Accurate and punctual payroll management is crucial for upholding employee contentment, fulfilling legal requirements, and fostering organizational stability. It demands meticulous attention to detail to factor in variables like overtime and bonuses in compensation. Moreover, payroll experts must stay updated on tax law and employment regulations to ensure adherence and prevent potential penalties.
The advancement of payroll technology and software has significantly bolstered processing efficiency. Automated systems handle complex calculations, produce pay stubs, and facilitate direct deposit, reducing the likelihood of errors inherent in manual payroll tasks. As businesses progress, payroll management remains a pivotal function directly impacting both employee satisfaction and regulatory compliance.
4. Financial Reporting:
Financial reporting involves creating and presenting comprehensive financial statements that offer a snapshot of a company’s financial performance and standing. Key statements include the balance sheet, income statement, and cash flow statement. These reports serve crucial roles for both internal decision-making within management and external stakeholders like investors, creditors, and regulatory bodies.
Balance sheets specify a company’s assets, liabilities, and equity at a specific moment, providing a window into its financial well-being. Income statements outline revenues, expenses, and profits over a defined period, while cash flow statements monitor the movement of cash in and out of the business. Collectively, these reports paint a complete picture of a company’s financial status, its profit generation, and its cash management proficiency.
Modern financial reporting often leverages advanced accounting software, enabling real-time data analysis and visualization. Automation streamlines reporting, mitigating error risks and offering more timely, accurate financial insights. Transparent and precise financial reporting plays a pivotal role in fostering trust among stakeholders and facilitating well-informed strategic decisions.
5. Tax Compliance:
Tax compliance involves following all applicable tax laws and regulations mandated by governmental entities. This means accurately computing, submitting, and settling taxes within specified timelines for businesses. It covers a range of taxes like income, sales, and payroll taxes, varying based on jurisdiction and industry.

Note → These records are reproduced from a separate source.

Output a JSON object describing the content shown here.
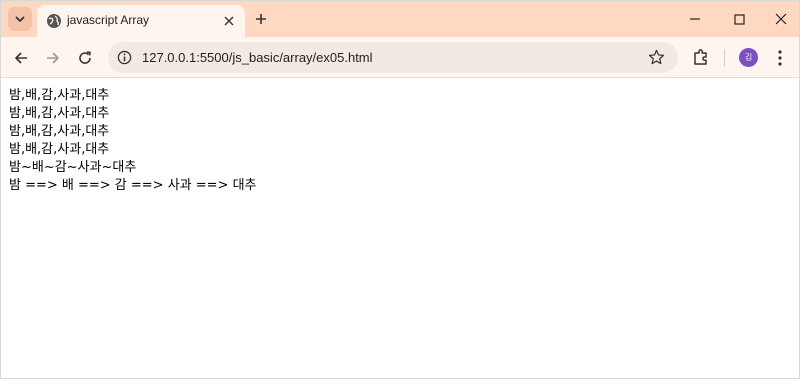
{
  "tab": {
    "title": "javascript Array"
  },
  "address_bar": {
    "url": "127.0.0.1:5500/js_basic/array/ex05.html"
  },
  "profile": {
    "initial": "김"
  },
  "content": {
    "lines": [
      "밤,배,감,사과,대추",
      "밤,배,감,사과,대추",
      "밤,배,감,사과,대추",
      "밤,배,감,사과,대추",
      "밤~배~감~사과~대추",
      "밤 ==> 배 ==> 감 ==> 사과 ==> 대추"
    ]
  },
  "icons": {
    "tab_search": "chevron-down-icon",
    "favicon": "globe-icon",
    "tab_close": "close-icon",
    "new_tab": "plus-icon",
    "minimize": "minimize-icon",
    "maximize": "maximize-icon",
    "close": "close-icon",
    "back": "arrow-left-icon",
    "forward": "arrow-right-icon",
    "reload": "reload-icon",
    "site_info": "info-icon",
    "bookmark": "star-icon",
    "extensions": "puzzle-icon",
    "menu": "kebab-menu-icon"
  },
  "colors": {
    "tabstrip": "#ffd8c2",
    "toolbar": "#fff5ef",
    "avatar": "#7c4fc4"
  }
}
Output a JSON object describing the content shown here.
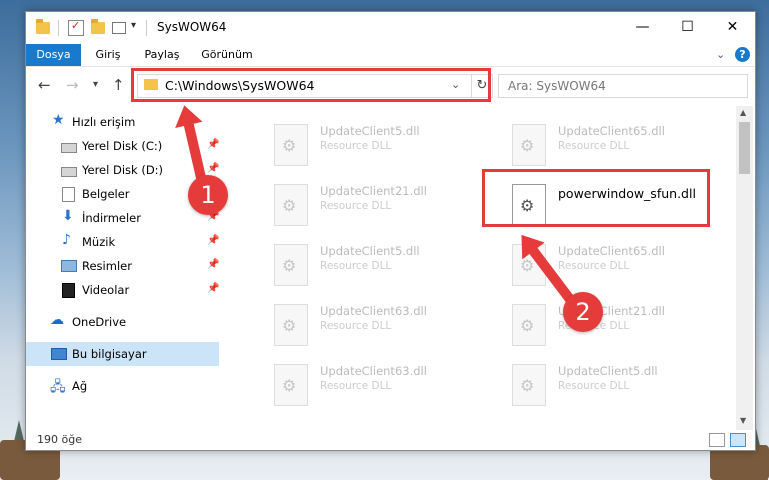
{
  "window": {
    "title": "SysWOW64"
  },
  "ribbon": {
    "tabs": [
      "Dosya",
      "Giriş",
      "Paylaş",
      "Görünüm"
    ],
    "help": "?"
  },
  "nav": {
    "address": "C:\\Windows\\SysWOW64",
    "search_placeholder": "Ara: SysWOW64"
  },
  "sidebar": {
    "items": [
      {
        "label": "Hızlı erişim",
        "icon": "star-icon"
      },
      {
        "label": "Yerel Disk (C:)",
        "icon": "disk-icon",
        "pinned": true
      },
      {
        "label": "Yerel Disk (D:)",
        "icon": "disk-icon",
        "pinned": true
      },
      {
        "label": "Belgeler",
        "icon": "documents-icon",
        "pinned": true
      },
      {
        "label": "İndirmeler",
        "icon": "download-icon",
        "pinned": true
      },
      {
        "label": "Müzik",
        "icon": "music-icon",
        "pinned": true
      },
      {
        "label": "Resimler",
        "icon": "pictures-icon",
        "pinned": true
      },
      {
        "label": "Videolar",
        "icon": "videos-icon",
        "pinned": true
      },
      {
        "label": "OneDrive",
        "icon": "cloud-icon"
      },
      {
        "label": "Bu bilgisayar",
        "icon": "computer-icon",
        "selected": true
      },
      {
        "label": "Ağ",
        "icon": "network-icon"
      }
    ]
  },
  "files": [
    {
      "name": "UpdateClient5.dll",
      "type": "Resource DLL"
    },
    {
      "name": "UpdateClient65.dll",
      "type": "Resource DLL"
    },
    {
      "name": "UpdateClient21.dll",
      "type": "Resource DLL"
    },
    {
      "name": "powerwindow_sfun.dll",
      "type": "",
      "highlighted": true
    },
    {
      "name": "UpdateClient5.dll",
      "type": "Resource DLL"
    },
    {
      "name": "UpdateClient65.dll",
      "type": "Resource DLL"
    },
    {
      "name": "UpdateClient63.dll",
      "type": "Resource DLL"
    },
    {
      "name": "UpdateClient21.dll",
      "type": "Resource DLL"
    },
    {
      "name": "UpdateClient63.dll",
      "type": "Resource DLL"
    },
    {
      "name": "UpdateClient5.dll",
      "type": "Resource DLL"
    }
  ],
  "status": {
    "count": "190 öğe"
  },
  "annotations": {
    "badge1": "1",
    "badge2": "2",
    "color": "#e53b3b"
  }
}
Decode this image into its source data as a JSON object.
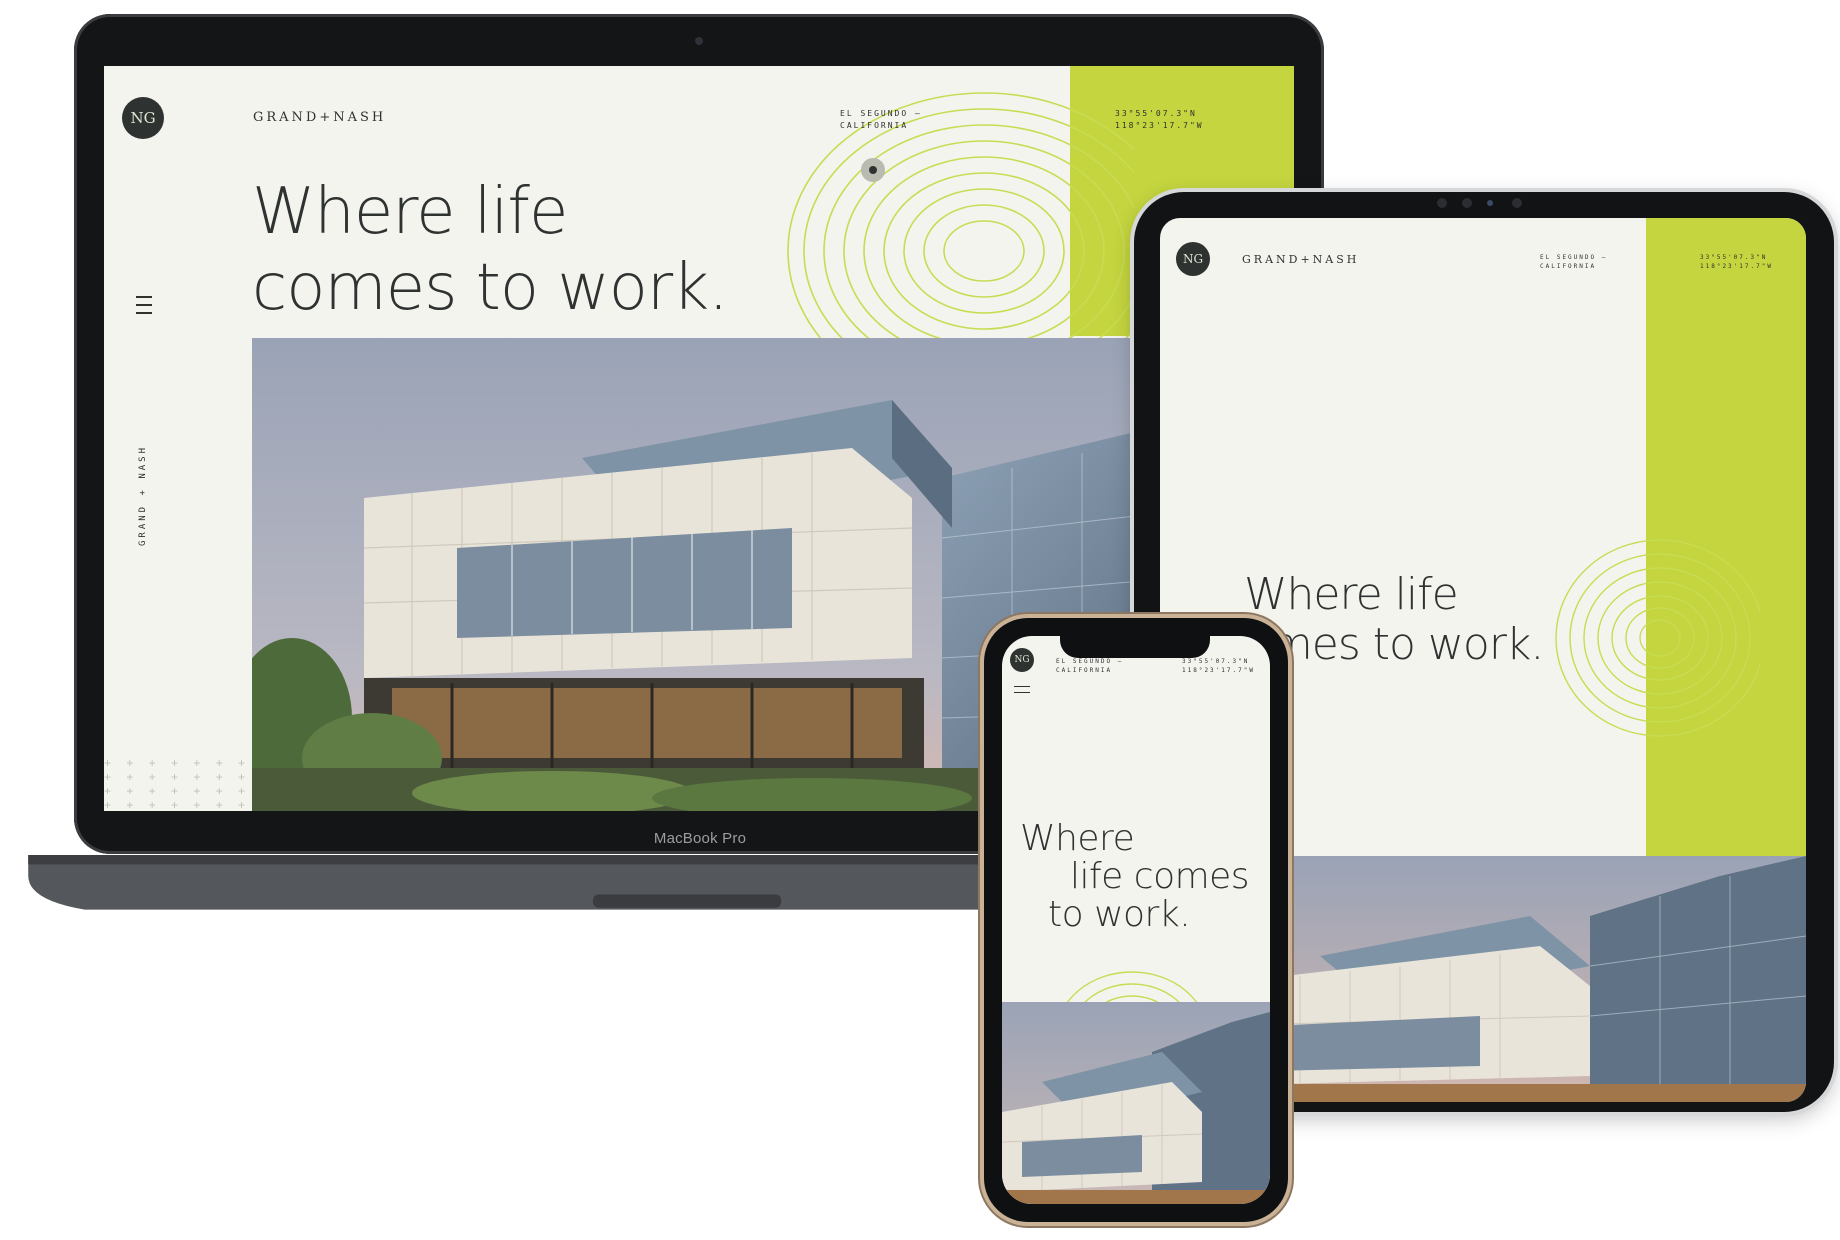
{
  "site": {
    "logo_text": "NG",
    "wordmark": "GRAND+NASH",
    "location_line1": "EL SEGUNDO —",
    "location_line2": "CALIFORNIA",
    "coord_line1": "33°55'07.3\"N",
    "coord_line2": "118°23'17.7\"W",
    "vertical_label": "GRAND + NASH",
    "headline_line1": "Where life",
    "headline_line2": "comes to work."
  },
  "phone_site": {
    "location_line1": "EL SEGUNDO —",
    "location_line2": "CALIFORNIA",
    "coord_line1": "33°55'07.3\"N",
    "coord_line2": "118°23'17.7\"W",
    "headline_line1": "Where",
    "headline_line2": "life comes",
    "headline_line3": "to work."
  },
  "laptop": {
    "brand_label": "MacBook Pro"
  },
  "tablet_site": {
    "headline_line1": "Where life",
    "headline_line2": "omes to work."
  },
  "decor": {
    "plus_pattern": "+ + + + + + + + + + + + + + + + + + + + + + + + + + + + + + + + + + + + + + + + + + + + + + + + + + + + + + + + + + + + + + + + + + + + + + + + + + + + + + + + + + +"
  },
  "colors": {
    "accent_green": "#c4d53f",
    "contour_green": "#c7dc52",
    "ink": "#2e3230",
    "paper": "#f4f4ef"
  },
  "icons": {
    "menu": "hamburger-menu-icon",
    "logo": "monogram-logo"
  }
}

Adhering to tax compliance is crucial to sidestep legal repercussions, penalties, and damage to reputation. Businesses must stay updated on tax law alterations, adjusting their operations accordingly. This involves meticulous documentation of financial transactions, maintaining accurate records, and leveraging available deductions and credits to optimize tax obligations.
Technology significantly aids tax compliance, as many businesses employ specialized software for automated tax calculations, precise reporting, and electronic filing facilitation. Collaborating with tax experts or consultants also assists businesses in navigating intricate tax codes while ensuring adherence and optimizing their tax positions.

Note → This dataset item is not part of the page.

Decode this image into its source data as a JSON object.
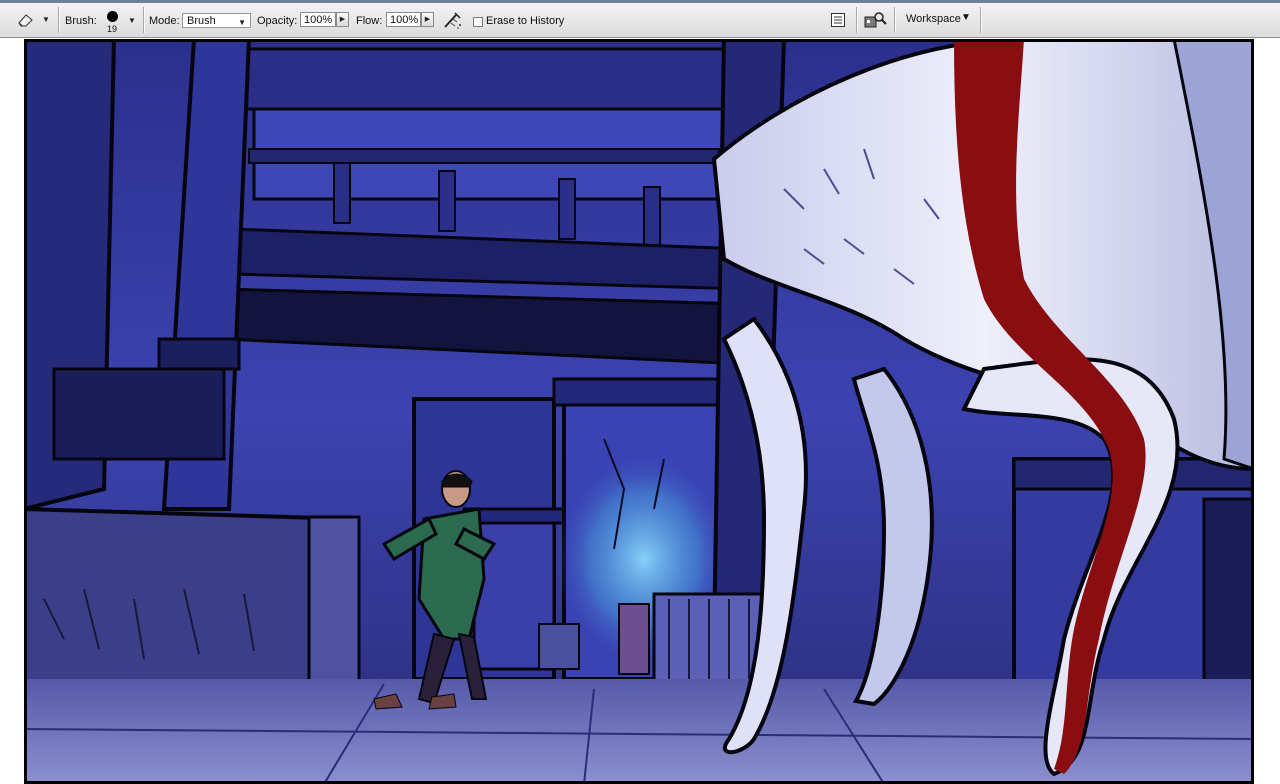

In essence, tax compliance stands as a vital component of financial administration, necessitating businesses to remain informed, organized, and proactive in fulfilling their tax duties